*** Data shown Section Begins ***

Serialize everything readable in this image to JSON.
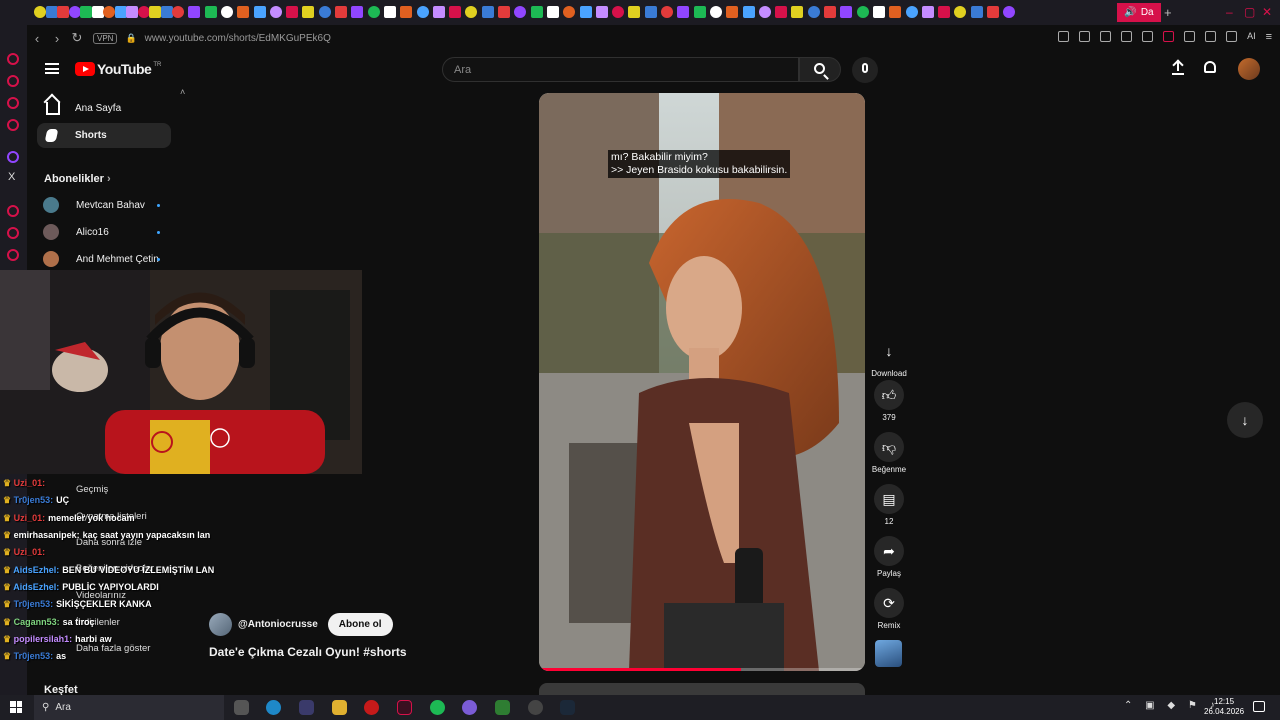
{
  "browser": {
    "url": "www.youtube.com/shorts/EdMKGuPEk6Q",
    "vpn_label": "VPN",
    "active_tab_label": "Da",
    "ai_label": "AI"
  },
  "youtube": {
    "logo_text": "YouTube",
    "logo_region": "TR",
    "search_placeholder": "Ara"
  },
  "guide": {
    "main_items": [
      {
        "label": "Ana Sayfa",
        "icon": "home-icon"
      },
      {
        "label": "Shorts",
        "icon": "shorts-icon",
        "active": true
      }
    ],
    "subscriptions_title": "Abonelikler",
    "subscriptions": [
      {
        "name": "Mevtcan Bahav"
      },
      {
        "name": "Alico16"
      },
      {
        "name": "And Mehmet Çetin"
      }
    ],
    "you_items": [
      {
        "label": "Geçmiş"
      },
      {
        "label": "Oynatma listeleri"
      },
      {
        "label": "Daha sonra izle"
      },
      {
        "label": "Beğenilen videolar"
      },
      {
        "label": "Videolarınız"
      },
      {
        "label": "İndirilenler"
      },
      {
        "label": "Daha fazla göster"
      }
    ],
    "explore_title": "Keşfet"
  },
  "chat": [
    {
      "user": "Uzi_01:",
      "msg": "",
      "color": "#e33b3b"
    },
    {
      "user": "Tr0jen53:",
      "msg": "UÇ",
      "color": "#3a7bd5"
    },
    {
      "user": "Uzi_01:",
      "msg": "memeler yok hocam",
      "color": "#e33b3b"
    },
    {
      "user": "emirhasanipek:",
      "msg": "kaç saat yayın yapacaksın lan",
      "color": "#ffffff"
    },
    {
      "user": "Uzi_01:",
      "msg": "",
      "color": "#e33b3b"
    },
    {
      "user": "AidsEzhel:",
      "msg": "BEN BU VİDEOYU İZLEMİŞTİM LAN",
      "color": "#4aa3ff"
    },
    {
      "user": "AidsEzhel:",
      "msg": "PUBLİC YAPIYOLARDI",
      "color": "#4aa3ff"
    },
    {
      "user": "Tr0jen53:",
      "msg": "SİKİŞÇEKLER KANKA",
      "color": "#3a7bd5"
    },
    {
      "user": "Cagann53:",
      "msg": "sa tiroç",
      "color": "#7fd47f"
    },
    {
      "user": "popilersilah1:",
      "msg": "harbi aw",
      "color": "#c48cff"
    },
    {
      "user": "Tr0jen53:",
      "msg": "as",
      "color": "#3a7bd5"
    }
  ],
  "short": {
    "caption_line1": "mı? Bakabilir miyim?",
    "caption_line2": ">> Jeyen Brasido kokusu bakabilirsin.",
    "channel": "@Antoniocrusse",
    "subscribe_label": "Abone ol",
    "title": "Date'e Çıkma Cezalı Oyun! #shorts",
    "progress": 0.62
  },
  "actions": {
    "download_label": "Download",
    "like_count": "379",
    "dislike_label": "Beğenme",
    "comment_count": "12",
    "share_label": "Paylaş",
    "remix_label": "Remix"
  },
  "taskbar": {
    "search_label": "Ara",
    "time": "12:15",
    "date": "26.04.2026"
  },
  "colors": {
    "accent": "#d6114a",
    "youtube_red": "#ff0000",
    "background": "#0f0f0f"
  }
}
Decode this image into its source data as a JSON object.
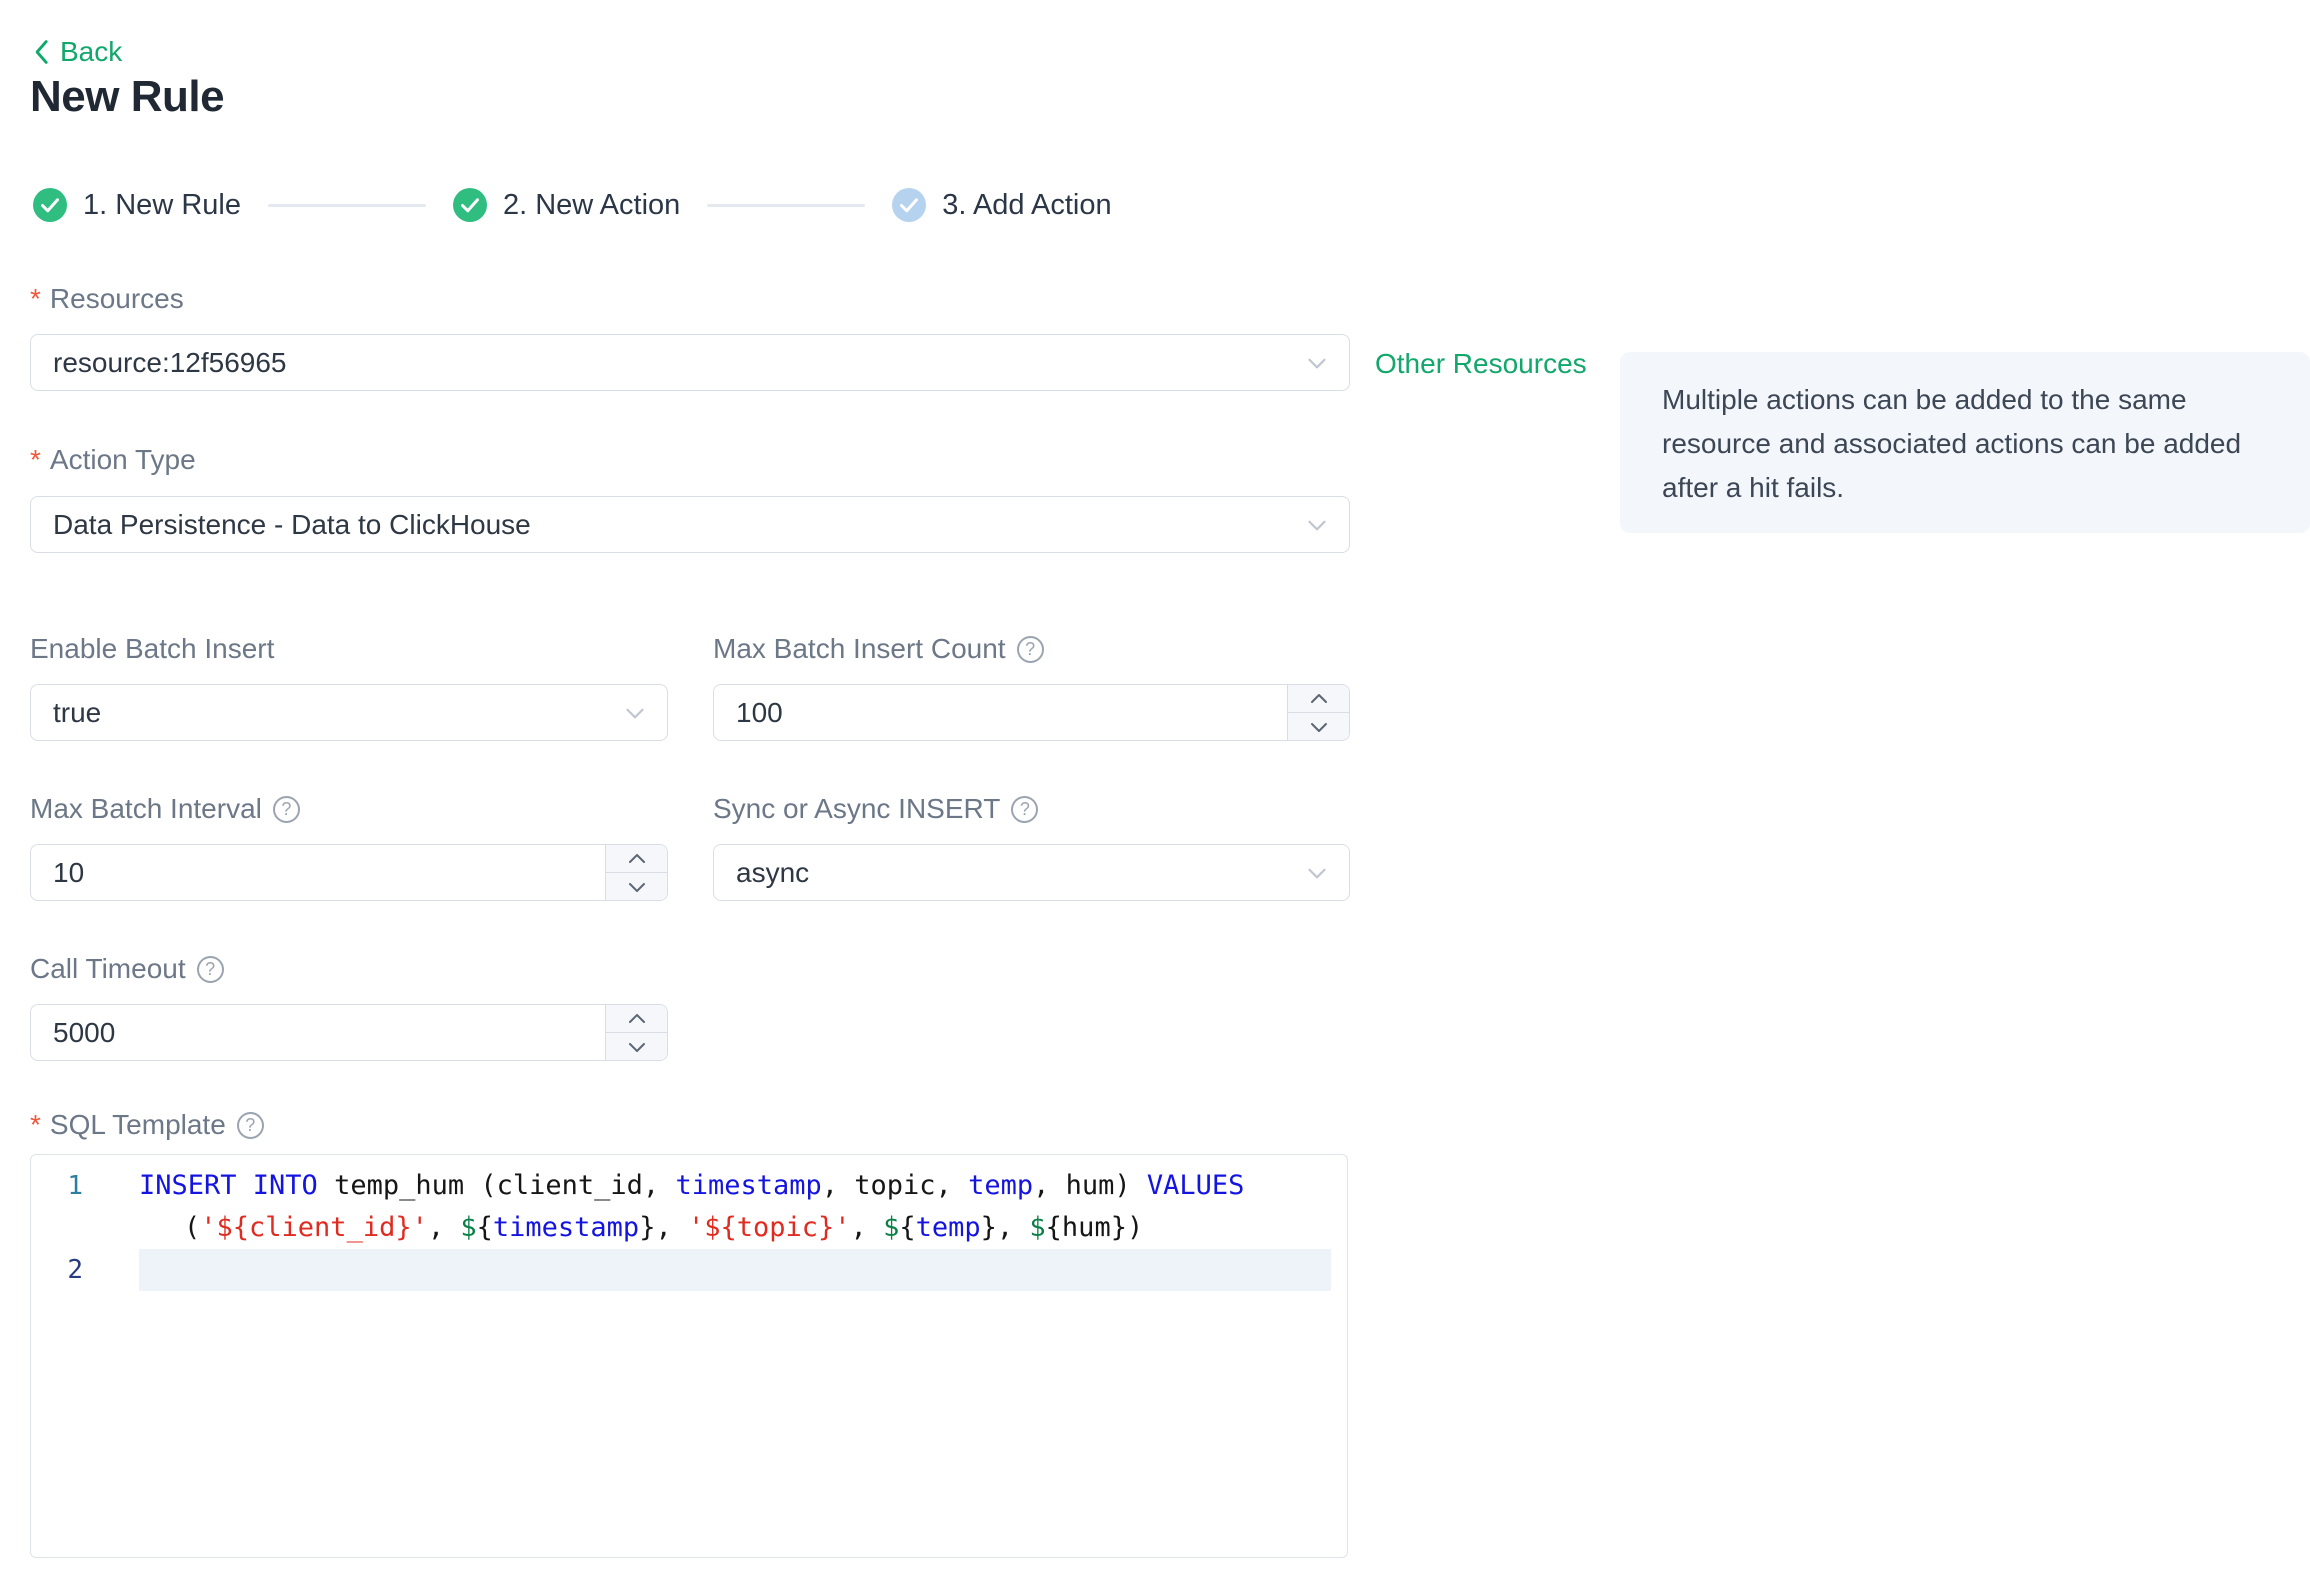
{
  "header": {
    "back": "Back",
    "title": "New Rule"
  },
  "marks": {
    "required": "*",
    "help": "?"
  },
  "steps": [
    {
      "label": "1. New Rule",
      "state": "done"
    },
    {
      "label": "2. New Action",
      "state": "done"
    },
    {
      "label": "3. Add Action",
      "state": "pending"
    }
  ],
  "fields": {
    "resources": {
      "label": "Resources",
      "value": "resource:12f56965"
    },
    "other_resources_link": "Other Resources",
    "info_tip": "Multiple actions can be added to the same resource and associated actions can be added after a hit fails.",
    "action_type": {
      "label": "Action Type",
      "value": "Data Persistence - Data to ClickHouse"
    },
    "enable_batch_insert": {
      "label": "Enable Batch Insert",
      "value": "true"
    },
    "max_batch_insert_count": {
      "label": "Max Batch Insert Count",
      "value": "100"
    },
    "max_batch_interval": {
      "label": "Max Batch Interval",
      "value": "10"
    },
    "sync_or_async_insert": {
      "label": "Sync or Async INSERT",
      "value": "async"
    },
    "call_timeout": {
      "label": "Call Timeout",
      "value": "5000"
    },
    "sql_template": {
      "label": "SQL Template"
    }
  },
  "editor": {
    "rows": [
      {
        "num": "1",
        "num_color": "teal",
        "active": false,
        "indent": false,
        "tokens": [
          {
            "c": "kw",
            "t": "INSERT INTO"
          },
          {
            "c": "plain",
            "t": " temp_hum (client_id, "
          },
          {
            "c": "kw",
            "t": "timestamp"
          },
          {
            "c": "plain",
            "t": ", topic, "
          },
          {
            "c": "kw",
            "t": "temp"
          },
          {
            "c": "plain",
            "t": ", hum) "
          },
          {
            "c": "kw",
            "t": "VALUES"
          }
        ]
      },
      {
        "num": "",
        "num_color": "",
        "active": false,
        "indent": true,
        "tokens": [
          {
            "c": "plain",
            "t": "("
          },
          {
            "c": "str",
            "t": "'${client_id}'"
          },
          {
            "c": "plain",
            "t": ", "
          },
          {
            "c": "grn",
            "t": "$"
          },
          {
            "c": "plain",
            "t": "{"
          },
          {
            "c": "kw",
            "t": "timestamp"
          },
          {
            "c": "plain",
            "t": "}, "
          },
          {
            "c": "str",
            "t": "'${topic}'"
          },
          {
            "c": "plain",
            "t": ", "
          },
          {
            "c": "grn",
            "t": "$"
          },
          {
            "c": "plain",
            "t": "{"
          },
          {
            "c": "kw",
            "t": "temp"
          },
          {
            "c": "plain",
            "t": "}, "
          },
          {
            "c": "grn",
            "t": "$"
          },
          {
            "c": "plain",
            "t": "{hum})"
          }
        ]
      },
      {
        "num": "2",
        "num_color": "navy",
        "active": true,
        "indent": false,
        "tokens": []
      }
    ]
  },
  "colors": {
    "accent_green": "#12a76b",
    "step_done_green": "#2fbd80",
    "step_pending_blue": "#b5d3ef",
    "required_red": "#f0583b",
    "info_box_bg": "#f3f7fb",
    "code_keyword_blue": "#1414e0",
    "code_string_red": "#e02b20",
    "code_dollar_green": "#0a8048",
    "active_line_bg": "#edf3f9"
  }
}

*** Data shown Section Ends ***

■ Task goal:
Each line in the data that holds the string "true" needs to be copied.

■ Expected output:
        "active": true
      "value": "true"
        "indent": true,
        "active": true,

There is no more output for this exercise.